Items from an interface collection -
Segment Open
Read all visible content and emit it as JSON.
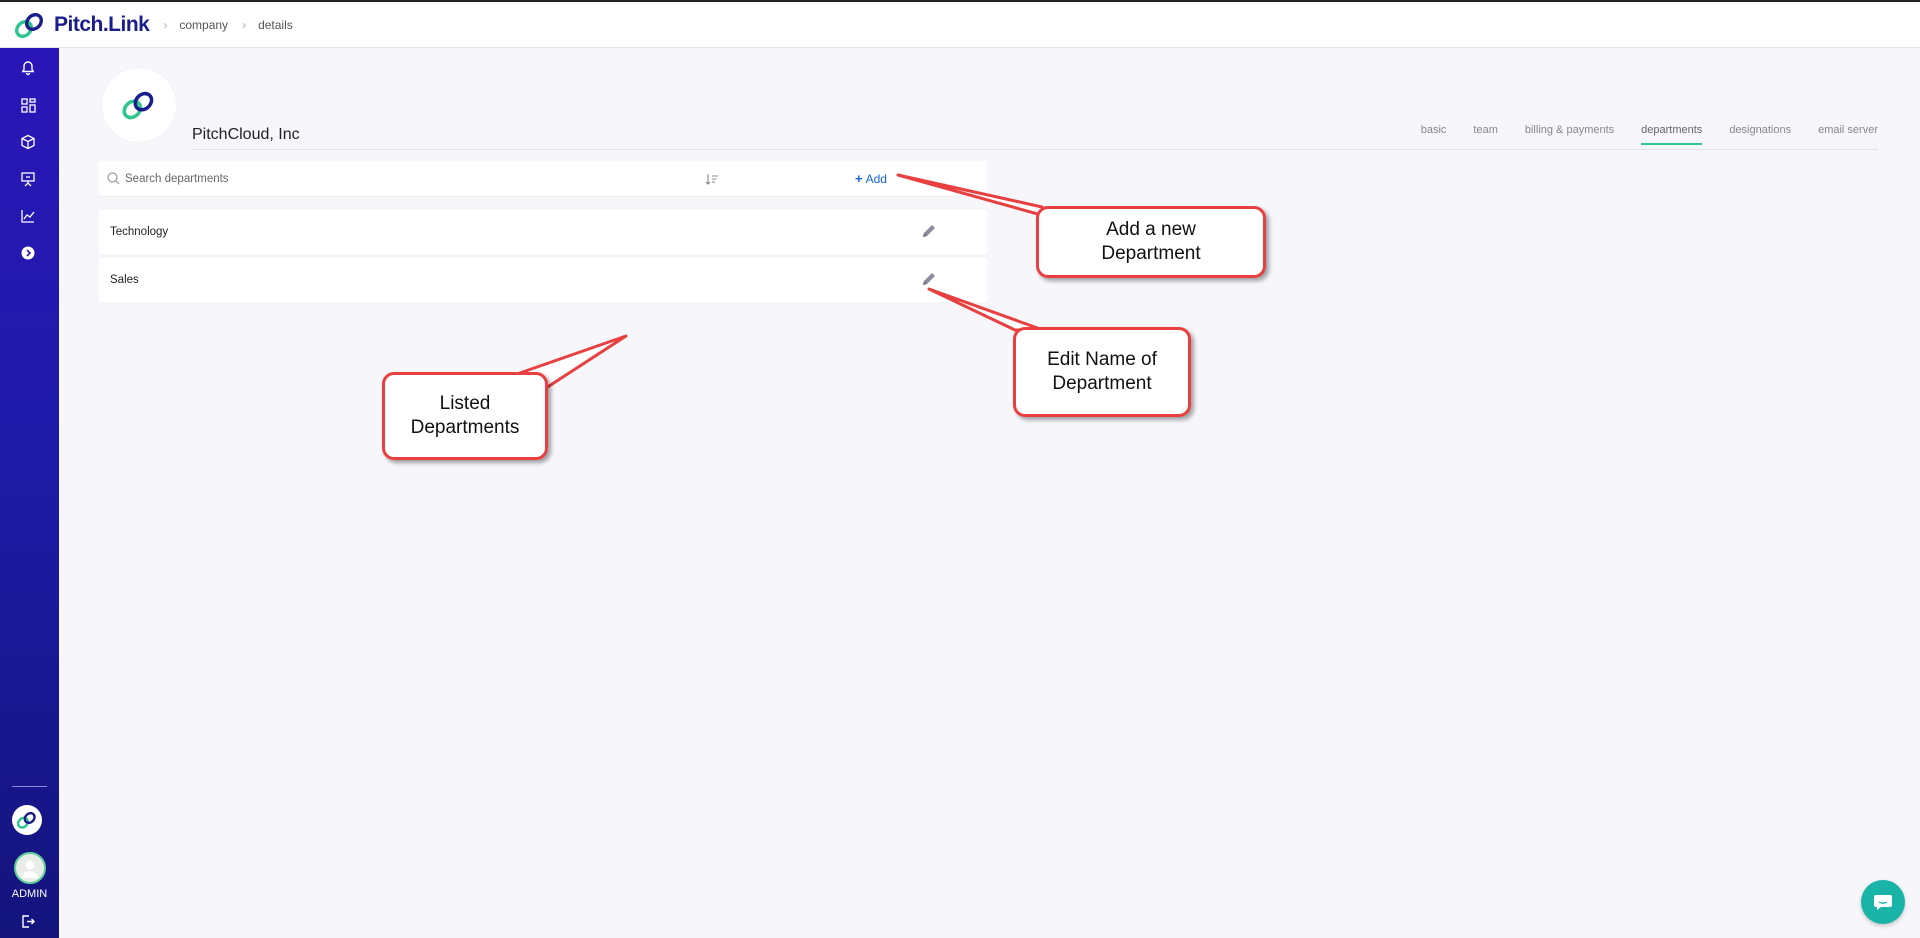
{
  "app": {
    "name": "Pitch.Link"
  },
  "breadcrumb": [
    "company",
    "details"
  ],
  "sidebar": {
    "icons": [
      "bell-icon",
      "dashboard-icon",
      "box-icon",
      "presentation-icon",
      "chart-icon",
      "chevron-circle-icon"
    ],
    "user_label": "ADMIN"
  },
  "company": {
    "name": "PitchCloud, Inc"
  },
  "tabs": [
    {
      "label": "basic",
      "active": false
    },
    {
      "label": "team",
      "active": false
    },
    {
      "label": "billing & payments",
      "active": false
    },
    {
      "label": "departments",
      "active": true
    },
    {
      "label": "designations",
      "active": false
    },
    {
      "label": "email server",
      "active": false
    }
  ],
  "search": {
    "placeholder": "Search departments",
    "value": ""
  },
  "toolbar": {
    "add_label": "Add"
  },
  "departments": [
    {
      "name": "Technology"
    },
    {
      "name": "Sales"
    }
  ],
  "callouts": {
    "add": "Add a new Department",
    "edit": "Edit Name of Department",
    "listed": "Listed Departments"
  },
  "colors": {
    "brand": "#1a1e8c",
    "sidebar": "#2a16b8",
    "accent": "#2fc68e",
    "link": "#1565d8",
    "callout_border": "#e84040",
    "chat": "#1ab3a8"
  }
}
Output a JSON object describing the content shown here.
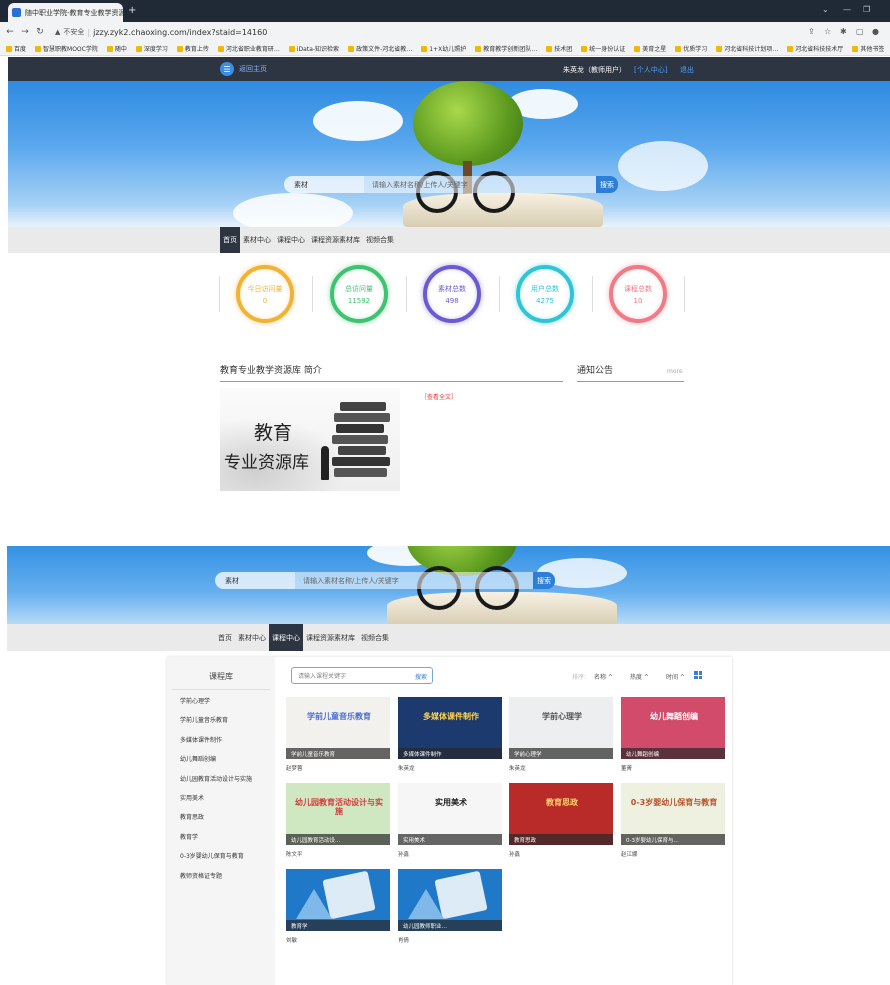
{
  "browser": {
    "tab_title": "随中职业学院-教育专业教学资源…",
    "url": "jzzy.zyk2.chaoxing.com/index?staid=14160",
    "insecure_label": "不安全",
    "bookmarks": [
      "百度",
      "智慧职教MOOC学院",
      "随中",
      "深度学习",
      "教育上传",
      "河北省职业教育研…",
      "iData-知识检索",
      "政策文件-河北省教…",
      "1+X幼儿照护",
      "教育教学创新团队…",
      "技术团",
      "统一身份认证",
      "美育之星",
      "优质学习",
      "河北省科技计划项…",
      "河北省科技技术厅",
      "其他书签"
    ]
  },
  "header": {
    "home_label": "返回主页",
    "user": "朱英龙（教师用户）",
    "personal_center": "[个人中心]",
    "logout": "退出"
  },
  "banner": {
    "select_label": "素材",
    "placeholder": "请输入素材名称/上传人/关键字",
    "search_button": "搜索"
  },
  "nav": {
    "items": [
      "首页",
      "素材中心",
      "课程中心",
      "课程资源素材库",
      "视频合集"
    ]
  },
  "stats": [
    {
      "label": "今日访问量",
      "value": "0",
      "color": "#f2b233"
    },
    {
      "label": "总访问量",
      "value": "11592",
      "color": "#3ec36e"
    },
    {
      "label": "素材总数",
      "value": "498",
      "color": "#6b5bd1"
    },
    {
      "label": "用户总数",
      "value": "4275",
      "color": "#2ec5d6"
    },
    {
      "label": "课程总数",
      "value": "10",
      "color": "#f07a86"
    }
  ],
  "intro": {
    "title": "教育专业教学资源库 简介",
    "read_more": "［查看全文］",
    "image_text_1": "教育",
    "image_text_2": "专业资源库",
    "notice_title": "通知公告",
    "more": "more"
  },
  "course_library": {
    "title": "课程库",
    "categories": [
      "学前心理学",
      "学前儿童音乐教育",
      "多媒体课件制作",
      "幼儿舞蹈创编",
      "幼儿园教育活动设计与实施",
      "实用美术",
      "教育思政",
      "教育学",
      "0-3岁婴幼儿保育与教育",
      "教师资格证专题"
    ],
    "search_placeholder": "请输入课程关键字",
    "search_button": "搜索",
    "sort_label": "排序:",
    "sort_options": [
      "名称 ^",
      "热度 ^",
      "时间 ^"
    ],
    "courses": [
      {
        "caption": "学前儿童音乐教育",
        "author": "赵梦蓉",
        "title_art": "学前儿童音乐教育",
        "bg": "#f3f1ee",
        "fg": "#4a6fd0"
      },
      {
        "caption": "多媒体课件制作",
        "author": "朱英龙",
        "title_art": "多媒体课件制作",
        "bg": "#1d3a6e",
        "fg": "#ffd34d"
      },
      {
        "caption": "学前心理学",
        "author": "朱英龙",
        "title_art": "学前心理学",
        "bg": "#eceeef",
        "fg": "#555"
      },
      {
        "caption": "幼儿舞蹈创编",
        "author": "董菁",
        "title_art": "幼儿舞蹈创编",
        "bg": "#d24b6a",
        "fg": "#fff"
      },
      {
        "caption": "幼儿园教育活动设...",
        "author": "陈文平",
        "title_art": "幼儿园教育活动设计与实施",
        "bg": "#cfe8c2",
        "fg": "#d43b3b"
      },
      {
        "caption": "实用美术",
        "author": "孙鑫",
        "title_art": "实用美术",
        "bg": "#f6f6f6",
        "fg": "#222"
      },
      {
        "caption": "教育思政",
        "author": "孙鑫",
        "title_art": "教育思政",
        "bg": "#b82b28",
        "fg": "#ffd36b"
      },
      {
        "caption": "0-3岁婴幼儿保育与...",
        "author": "赵江娜",
        "title_art": "0-3岁婴幼儿保育与教育",
        "bg": "#eef0e0",
        "fg": "#b8532b"
      },
      {
        "caption": "教育学",
        "author": "刘敏",
        "title_art": "",
        "bg": "#1f78c8",
        "fg": "#fff"
      },
      {
        "caption": "幼儿园教师职业…",
        "author": "肖倩",
        "title_art": "",
        "bg": "#1f78c8",
        "fg": "#fff"
      }
    ]
  }
}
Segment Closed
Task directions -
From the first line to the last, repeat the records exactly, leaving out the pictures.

Solution for this problem -
Read all visible content and emit it as JSON.
{
  "app": {
    "name": "Pitch.Link"
  },
  "breadcrumb": [
    "company",
    "details"
  ],
  "sidebar": {
    "icons": [
      "bell-icon",
      "dashboard-icon",
      "box-icon",
      "presentation-icon",
      "chart-icon",
      "chevron-circle-icon"
    ],
    "user_label": "ADMIN"
  },
  "company": {
    "name": "PitchCloud, Inc"
  },
  "tabs": [
    {
      "label": "basic",
      "active": false
    },
    {
      "label": "team",
      "active": false
    },
    {
      "label": "billing & payments",
      "active": false
    },
    {
      "label": "departments",
      "active": true
    },
    {
      "label": "designations",
      "active": false
    },
    {
      "label": "email server",
      "active": false
    }
  ],
  "search": {
    "placeholder": "Search departments",
    "value": ""
  },
  "toolbar": {
    "add_label": "Add"
  },
  "departments": [
    {
      "name": "Technology"
    },
    {
      "name": "Sales"
    }
  ],
  "callouts": {
    "add": "Add a new Department",
    "edit": "Edit Name of Department",
    "listed": "Listed Departments"
  },
  "colors": {
    "brand": "#1a1e8c",
    "sidebar": "#2a16b8",
    "accent": "#2fc68e",
    "link": "#1565d8",
    "callout_border": "#e84040",
    "chat": "#1ab3a8"
  }
}
Output a JSON object describing the content shown here.
{
  "browser": {
    "tab_title": "随中职业学院-教育专业教学资源…",
    "url": "jzzy.zyk2.chaoxing.com/index?staid=14160",
    "insecure_label": "不安全",
    "bookmarks": [
      "百度",
      "智慧职教MOOC学院",
      "随中",
      "深度学习",
      "教育上传",
      "河北省职业教育研…",
      "iData-知识检索",
      "政策文件-河北省教…",
      "1+X幼儿照护",
      "教育教学创新团队…",
      "技术团",
      "统一身份认证",
      "美育之星",
      "优质学习",
      "河北省科技计划项…",
      "河北省科技技术厅",
      "其他书签"
    ]
  },
  "header": {
    "home_label": "返回主页",
    "user": "朱英龙（教师用户）",
    "personal_center": "[个人中心]",
    "logout": "退出"
  },
  "banner": {
    "select_label": "素材",
    "placeholder": "请输入素材名称/上传人/关键字",
    "search_button": "搜索"
  },
  "nav": {
    "items": [
      "首页",
      "素材中心",
      "课程中心",
      "课程资源素材库",
      "视频合集"
    ]
  },
  "stats": [
    {
      "label": "今日访问量",
      "value": "0",
      "color": "#f2b233"
    },
    {
      "label": "总访问量",
      "value": "11592",
      "color": "#3ec36e"
    },
    {
      "label": "素材总数",
      "value": "498",
      "color": "#6b5bd1"
    },
    {
      "label": "用户总数",
      "value": "4275",
      "color": "#2ec5d6"
    },
    {
      "label": "课程总数",
      "value": "10",
      "color": "#f07a86"
    }
  ],
  "intro": {
    "title": "教育专业教学资源库 简介",
    "read_more": "［查看全文］",
    "image_text_1": "教育",
    "image_text_2": "专业资源库",
    "notice_title": "通知公告",
    "more": "more"
  },
  "course_library": {
    "title": "课程库",
    "categories": [
      "学前心理学",
      "学前儿童音乐教育",
      "多媒体课件制作",
      "幼儿舞蹈创编",
      "幼儿园教育活动设计与实施",
      "实用美术",
      "教育思政",
      "教育学",
      "0-3岁婴幼儿保育与教育",
      "教师资格证专题"
    ],
    "search_placeholder": "请输入课程关键字",
    "search_button": "搜索",
    "sort_label": "排序:",
    "sort_options": [
      "名称 ^",
      "热度 ^",
      "时间 ^"
    ],
    "courses": [
      {
        "caption": "学前儿童音乐教育",
        "author": "赵梦蓉",
        "title_art": "学前儿童音乐教育",
        "bg": "#f3f1ee",
        "fg": "#4a6fd0"
      },
      {
        "caption": "多媒体课件制作",
        "author": "朱英龙",
        "title_art": "多媒体课件制作",
        "bg": "#1d3a6e",
        "fg": "#ffd34d"
      },
      {
        "caption": "学前心理学",
        "author": "朱英龙",
        "title_art": "学前心理学",
        "bg": "#eceeef",
        "fg": "#555"
      },
      {
        "caption": "幼儿舞蹈创编",
        "author": "董菁",
        "title_art": "幼儿舞蹈创编",
        "bg": "#d24b6a",
        "fg": "#fff"
      },
      {
        "caption": "幼儿园教育活动设...",
        "author": "陈文平",
        "title_art": "幼儿园教育活动设计与实施",
        "bg": "#cfe8c2",
        "fg": "#d43b3b"
      },
      {
        "caption": "实用美术",
        "author": "孙鑫",
        "title_art": "实用美术",
        "bg": "#f6f6f6",
        "fg": "#222"
      },
      {
        "caption": "教育思政",
        "author": "孙鑫",
        "title_art": "教育思政",
        "bg": "#b82b28",
        "fg": "#ffd36b"
      },
      {
        "caption": "0-3岁婴幼儿保育与...",
        "author": "赵江娜",
        "title_art": "0-3岁婴幼儿保育与教育",
        "bg": "#eef0e0",
        "fg": "#b8532b"
      },
      {
        "caption": "教育学",
        "author": "刘敏",
        "title_art": "",
        "bg": "#1f78c8",
        "fg": "#fff"
      },
      {
        "caption": "幼儿园教师职业…",
        "author": "肖倩",
        "title_art": "",
        "bg": "#1f78c8",
        "fg": "#fff"
      }
    ]
  }
}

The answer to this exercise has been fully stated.